_INSTRUCTIONS TO FOLLOW_
Throughout the material below, count the lines that include the string "icon", then report only the resulting number.

_INFORMATION PROVIDED_
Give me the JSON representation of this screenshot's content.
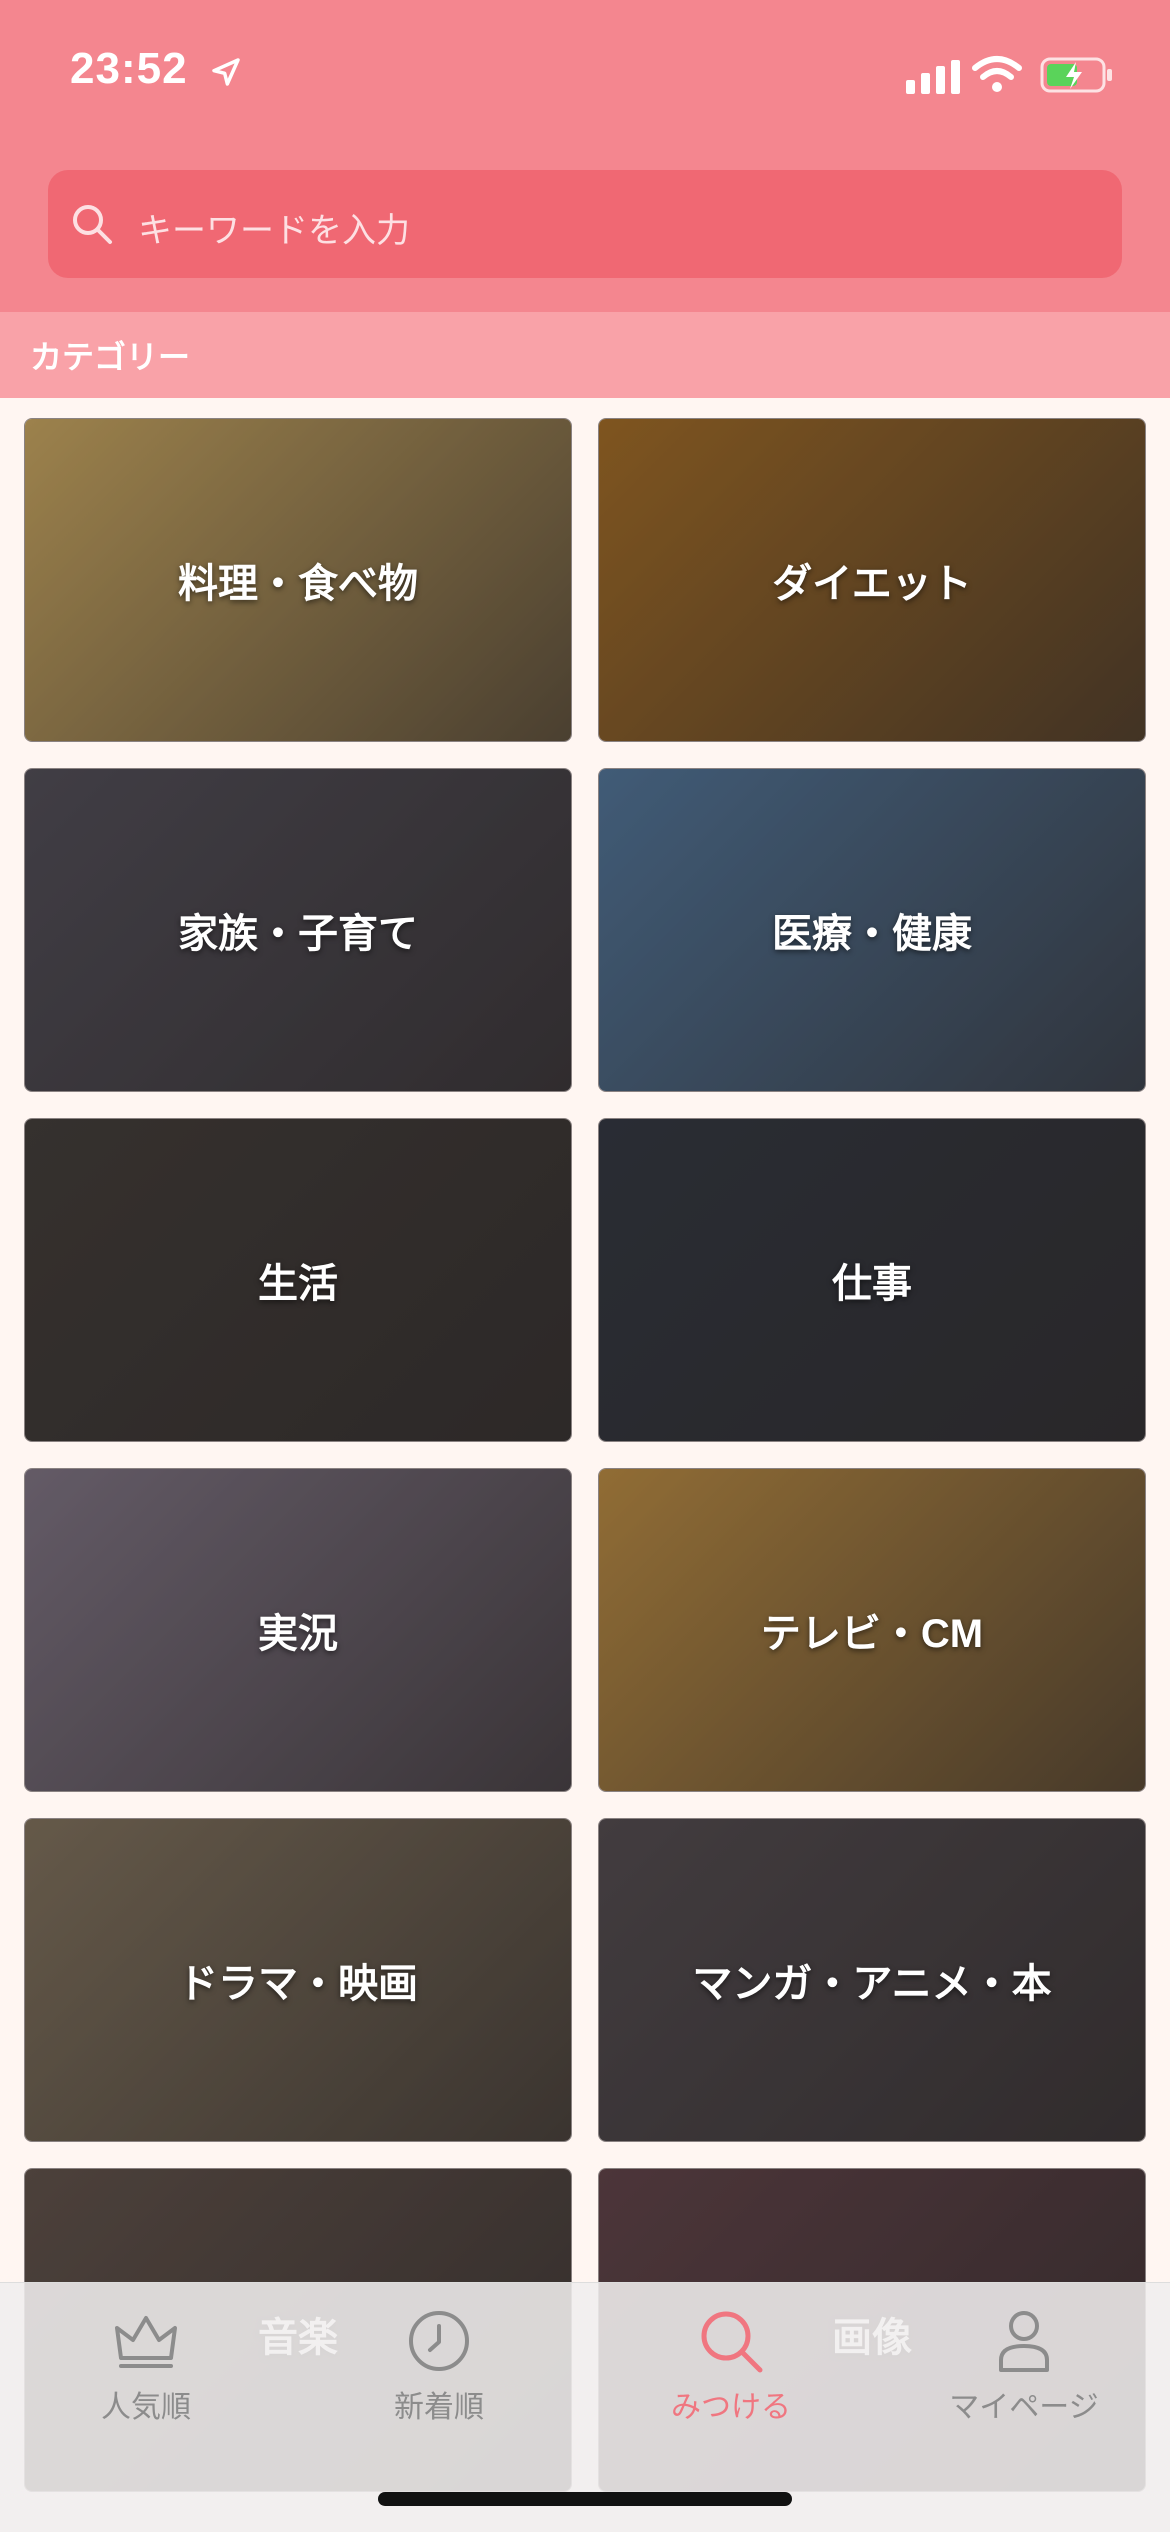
{
  "status_bar": {
    "time": "23:52"
  },
  "search": {
    "placeholder": "キーワードを入力"
  },
  "section": {
    "title": "カテゴリー"
  },
  "categories": [
    {
      "label": "料理・食べ物",
      "color": "#d9b46a"
    },
    {
      "label": "ダイエット",
      "color": "#b0762c"
    },
    {
      "label": "家族・子育て",
      "color": "#5a5660"
    },
    {
      "label": "医療・健康",
      "color": "#5a7fa5"
    },
    {
      "label": "生活",
      "color": "#4a4440"
    },
    {
      "label": "仕事",
      "color": "#3a3e48"
    },
    {
      "label": "実況",
      "color": "#8a7e8e"
    },
    {
      "label": "テレビ・CM",
      "color": "#c9974a"
    },
    {
      "label": "ドラマ・映画",
      "color": "#8c7c66"
    },
    {
      "label": "マンガ・アニメ・本",
      "color": "#5c5458"
    },
    {
      "label": "音楽",
      "color": "#6a5a52"
    },
    {
      "label": "画像",
      "color": "#6a4a50"
    }
  ],
  "tabbar": {
    "items": [
      {
        "label": "人気順",
        "icon": "crown-icon"
      },
      {
        "label": "新着順",
        "icon": "clock-icon"
      },
      {
        "label": "みつける",
        "icon": "search-icon"
      },
      {
        "label": "マイページ",
        "icon": "person-icon"
      }
    ],
    "active_color": "#f07680"
  },
  "colors": {
    "header": "#f4868f",
    "search_bg": "#f06873",
    "section_bar": "#f9a2a8"
  }
}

_RESPONSE AREA_
4